• [PROBLEM REQUIREMENTS]
Find the lines of data that contain the string "visualizaciones", then list them.

• [THE RECORDS]
——

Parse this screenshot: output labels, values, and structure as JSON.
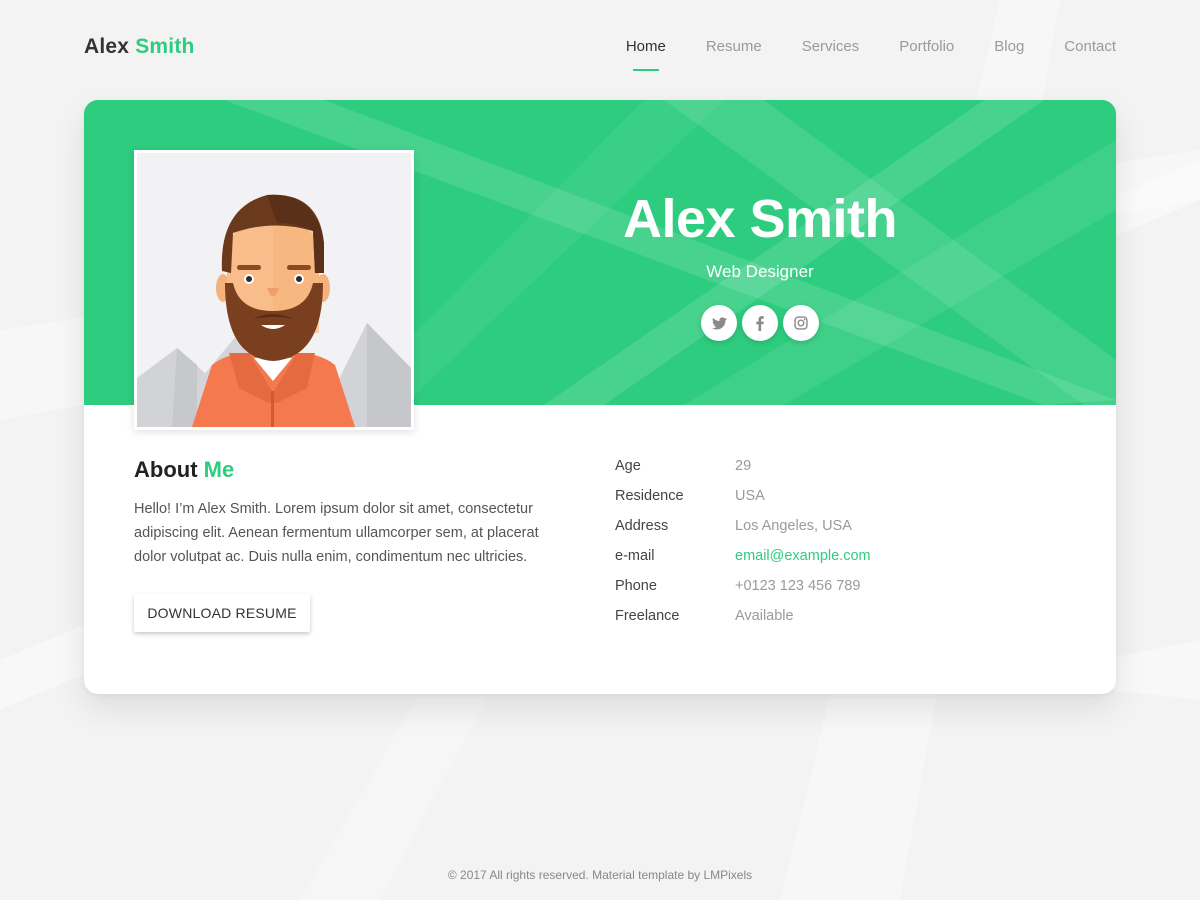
{
  "header": {
    "logo_first": "Alex",
    "logo_second": "Smith",
    "nav": [
      {
        "label": "Home",
        "active": true
      },
      {
        "label": "Resume"
      },
      {
        "label": "Services"
      },
      {
        "label": "Portfolio"
      },
      {
        "label": "Blog"
      },
      {
        "label": "Contact"
      }
    ]
  },
  "hero": {
    "name": "Alex Smith",
    "title": "Web Designer",
    "socials": [
      {
        "icon": "twitter-icon"
      },
      {
        "icon": "facebook-icon"
      },
      {
        "icon": "instagram-icon"
      }
    ]
  },
  "about": {
    "title_first": "About",
    "title_second": "Me",
    "text": "Hello! I’m Alex Smith. Lorem ipsum dolor sit amet, consectetur adipiscing elit. Aenean fermentum ullamcorper sem, at placerat dolor volutpat ac. Duis nulla enim, condimentum nec ultricies.",
    "button_label": "DOWNLOAD RESUME"
  },
  "info": [
    {
      "label": "Age",
      "value": "29"
    },
    {
      "label": "Residence",
      "value": "USA"
    },
    {
      "label": "Address",
      "value": "Los Angeles, USA"
    },
    {
      "label": "e-mail",
      "value": "email@example.com"
    },
    {
      "label": "Phone",
      "value": "+0123 123 456 789"
    },
    {
      "label": "Freelance",
      "value": "Available"
    }
  ],
  "footer": {
    "text": "© 2017 All rights reserved. Material template by LMPixels"
  },
  "colors": {
    "accent": "#2ecc7f",
    "background": "#f3f3f3",
    "card": "#ffffff",
    "text_dark": "#333333",
    "text_muted": "#9a9a9a"
  }
}
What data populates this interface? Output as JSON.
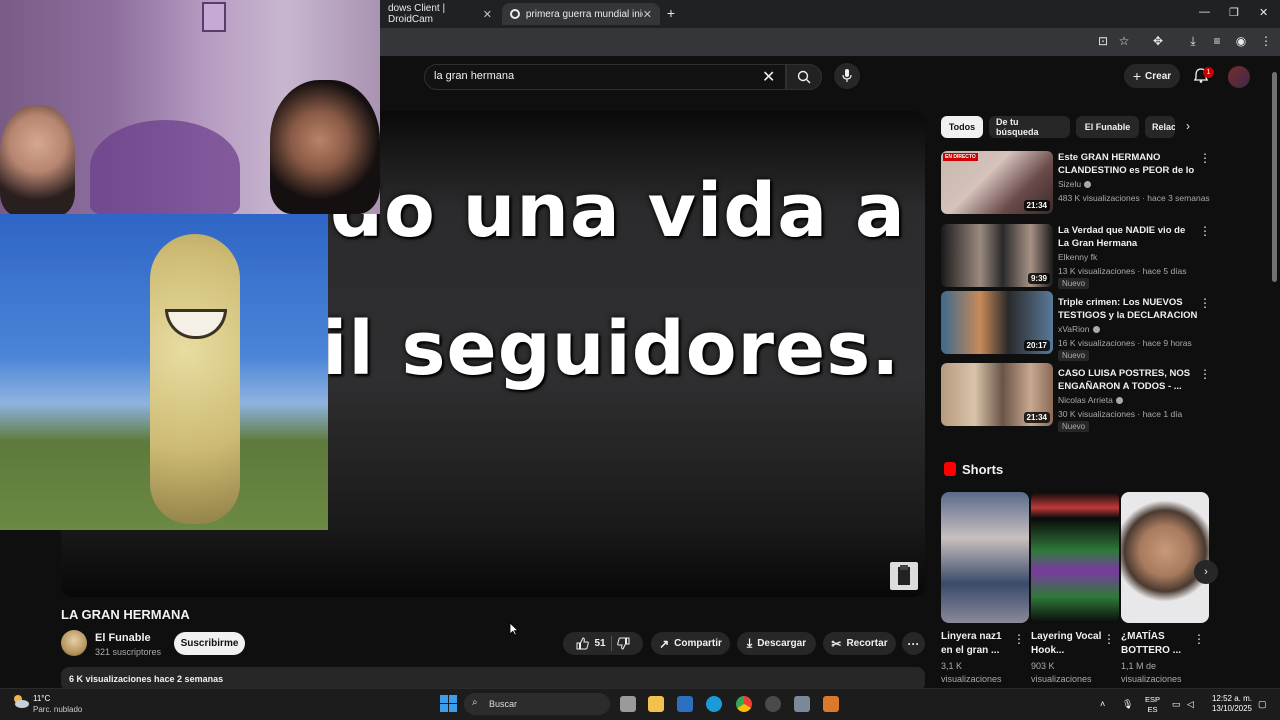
{
  "browser": {
    "tabs": [
      {
        "label": "dows Client | DroidCam",
        "close": "✕"
      },
      {
        "label": "primera guerra mundial inicio ·",
        "close": "✕"
      }
    ],
    "new_tab": "+",
    "window_controls": [
      "—",
      "❐",
      "✕"
    ]
  },
  "youtube": {
    "search": {
      "value": "la gran hermana"
    },
    "create_label": "Crear",
    "notification_count": "1"
  },
  "video": {
    "caption_line_1": "do una vida a",
    "caption_line_2": "il seguidores.",
    "title": "LA GRAN HERMANA",
    "channel": {
      "name": "El Funable",
      "subscribers": "321 suscriptores"
    },
    "subscribe_label": "Suscribirme",
    "likes": "51",
    "share_label": "Compartir",
    "download_label": "Descargar",
    "clip_label": "Recortar",
    "views_line": "6 K visualizaciones  hace 2 semanas"
  },
  "sidebar": {
    "chips": [
      "Todos",
      "De tu búsqueda",
      "El Funable",
      "Relacio"
    ],
    "recommendations": [
      {
        "title": "Este GRAN HERMANO CLANDESTINO es PEOR de lo ...",
        "channel": "Sizelu",
        "verified": true,
        "meta": "483 K visualizaciones · hace 3 semanas",
        "duration": "21:34",
        "badge": "",
        "live_tag": "EN DIRECTO",
        "thumb_colors": [
          "#c9b8ae",
          "#6b4a4a",
          "#d4c2bb"
        ]
      },
      {
        "title": "La Verdad que NADIE vio de La Gran Hermana",
        "channel": "Elkenny fk",
        "verified": false,
        "meta": "13 K visualizaciones · hace 5 días",
        "duration": "9:39",
        "badge": "Nuevo",
        "live_tag": "",
        "thumb_colors": [
          "#2a2a2a",
          "#9b8a80",
          "#1a1a1a"
        ]
      },
      {
        "title": "Triple crimen: Los NUEVOS TESTIGOS y la DECLARACION ...",
        "channel": "xVaRion",
        "verified": true,
        "meta": "16 K visualizaciones · hace 9 horas",
        "duration": "20:17",
        "badge": "Nuevo",
        "live_tag": "",
        "thumb_colors": [
          "#3c6a8e",
          "#c88a5a",
          "#2a2a2a"
        ]
      },
      {
        "title": "CASO LUISA POSTRES, NOS ENGAÑARON A TODOS  - ...",
        "channel": "Nicolas Arrieta",
        "verified": true,
        "meta": "30 K visualizaciones · hace 1 día",
        "duration": "21:34",
        "badge": "Nuevo",
        "live_tag": "",
        "thumb_colors": [
          "#b79a7e",
          "#6a5446",
          "#d9c3aa"
        ]
      }
    ],
    "shorts_heading": "Shorts",
    "shorts": [
      {
        "title": "Linyera naz1 en el gran ...",
        "views": "3,1 K visualizaciones",
        "colors": [
          "#5a6a8a",
          "#c8c0c0",
          "#3a4a6a"
        ]
      },
      {
        "title": "Layering Vocal Hook...",
        "views": "903 K visualizaciones",
        "colors": [
          "#0a0a0a",
          "#2f7a3a",
          "#c03a3a"
        ]
      },
      {
        "title": "¿MATÍAS BOTTERO ...",
        "views": "1,1 M de visualizaciones",
        "colors": [
          "#e8e8ea",
          "#c89a7a",
          "#4a3a30"
        ]
      }
    ]
  },
  "taskbar": {
    "weather_temp": "11°C",
    "weather_desc": "Parc. nublado",
    "search_label": "Buscar",
    "lang_top": "ESP",
    "lang_bottom": "ES",
    "time": "12:52 a. m.",
    "date": "13/10/2025"
  }
}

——

• [RESPONSE BELOW]
    "views_line": "6 K visualizaciones  hace 2 semanas"
        "meta": "483 K visualizaciones · hace 3 semanas",
        "meta": "13 K visualizaciones · hace 5 días",
        "meta": "16 K visualizaciones · hace 9 horas",
        "meta": "30 K visualizaciones · hace 1 día",
        "views": "3,1 K visualizaciones",
        "views": "903 K visualizaciones",
        "views": "1,1 M de visualizaciones",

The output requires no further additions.